mantrap2: Pure water is a very good insulator. Rain water directly from the sky is pretty close to pure. Even fresh water (rivers/lakes) isn’t all that as a conductor of electricity. So the issue doesn’t come up as often you’d think. Not even at modest voltages (e.g. 120 AC line voltage or even at 100s to 1000s of voltage).
To be a good conductor you need “ions” from dissolved salts. So salt water conducts better.
As others have said – given ENOUGH voltage (“electrical pressure”), even a shitty conductor will start to conduct. But then the trick is distance: the amount of conduction (aka “current flow”) depends on distance (R = 𝜌 d/A, I = V/R, increasing d increases R which decreases I).
Petwins: Electricity doesnt actually like water. It wont travel through water unless any other easier route is accessible.
But that aside, the electrical components are sealed, its water proofing. Usually just a few rubber gaskets. Power transmission lines are exposed to the elements (at least not the portion the power actually goes through.
So they do it the same way they waterproof anything, put it in a box and seal the box.
ElaNoraGemm: They sometimes make insulators out of a special rubber that is hydrophobic which means the water beads and runs off.
In areas where pollution is higher – such as near the sea or near mines or bush fires area – they increase the distance across the surface of the insulator with a wider insulator or ribs to more surface on the underside.
Heavy rain isn’t as much of a risk as any salt/pollutants/ash that might conduct will wash off with the rain. Fog is a bigger risk where the insulators are just wet enough to dissolve the pollution or salt on the insulators make a conductive path.

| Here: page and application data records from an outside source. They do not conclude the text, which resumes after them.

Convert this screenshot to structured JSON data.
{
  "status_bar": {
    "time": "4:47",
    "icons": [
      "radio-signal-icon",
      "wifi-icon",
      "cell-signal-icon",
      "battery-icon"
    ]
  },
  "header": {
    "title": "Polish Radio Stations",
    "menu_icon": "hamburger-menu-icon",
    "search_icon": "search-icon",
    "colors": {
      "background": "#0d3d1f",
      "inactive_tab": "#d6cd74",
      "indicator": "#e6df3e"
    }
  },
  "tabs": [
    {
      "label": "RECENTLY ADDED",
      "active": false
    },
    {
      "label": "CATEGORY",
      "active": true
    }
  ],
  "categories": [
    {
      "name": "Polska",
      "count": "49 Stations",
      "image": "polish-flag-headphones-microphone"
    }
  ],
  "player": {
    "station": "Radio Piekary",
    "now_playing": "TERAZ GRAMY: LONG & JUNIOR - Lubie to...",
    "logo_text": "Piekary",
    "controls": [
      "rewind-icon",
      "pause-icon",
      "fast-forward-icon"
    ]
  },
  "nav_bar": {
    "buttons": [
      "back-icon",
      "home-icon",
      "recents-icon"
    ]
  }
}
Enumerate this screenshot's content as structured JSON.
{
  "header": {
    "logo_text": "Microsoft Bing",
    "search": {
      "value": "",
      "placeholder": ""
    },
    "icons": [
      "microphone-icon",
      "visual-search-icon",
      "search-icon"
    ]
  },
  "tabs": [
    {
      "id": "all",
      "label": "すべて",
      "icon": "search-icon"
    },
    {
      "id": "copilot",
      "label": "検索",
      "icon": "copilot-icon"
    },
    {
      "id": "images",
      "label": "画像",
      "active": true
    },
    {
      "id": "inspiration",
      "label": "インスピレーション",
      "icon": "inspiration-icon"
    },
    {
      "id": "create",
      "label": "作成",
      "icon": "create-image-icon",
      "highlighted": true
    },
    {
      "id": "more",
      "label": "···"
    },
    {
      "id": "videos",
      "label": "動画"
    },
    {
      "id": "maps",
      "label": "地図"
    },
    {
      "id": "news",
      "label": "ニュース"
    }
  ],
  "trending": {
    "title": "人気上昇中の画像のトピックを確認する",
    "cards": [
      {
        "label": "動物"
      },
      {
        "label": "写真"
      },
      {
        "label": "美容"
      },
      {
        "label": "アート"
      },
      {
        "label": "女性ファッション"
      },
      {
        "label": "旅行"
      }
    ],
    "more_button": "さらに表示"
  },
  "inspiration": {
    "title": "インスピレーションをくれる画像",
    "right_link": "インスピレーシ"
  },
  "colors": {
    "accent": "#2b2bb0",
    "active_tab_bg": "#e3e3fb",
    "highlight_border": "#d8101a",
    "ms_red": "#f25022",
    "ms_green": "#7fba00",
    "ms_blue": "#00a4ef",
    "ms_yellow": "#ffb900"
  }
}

thephantom1492: They spread things appart.
Have you noticed some stacked ceramic disks for the insulators? It is not to make it cute, it is to add more distance! Water would wet the surface, if you unfold you will find out that there is quite a big distance between the wire and anything else, like the structure.
Water is not that conductive, it have an high resistance. Combine that with a long path and you get very little current. That current still want to make the water heat up, but there is not enought current to cause an issue. Also, the distance is so great that an electrical arc won’t happend.
seanprefect: There are 3 main points that are relevant.
first you need to create an unexpected conducive connection between the two wires to cause a short circuit so the wires are spaced far enough apart that that isn’t likely to happen.
Second rainwater isn’t really that conductive (pure water isn’t conductive at all) so it’s not like sticking a copper rod between the wires or anything.
third the wires are often shielded.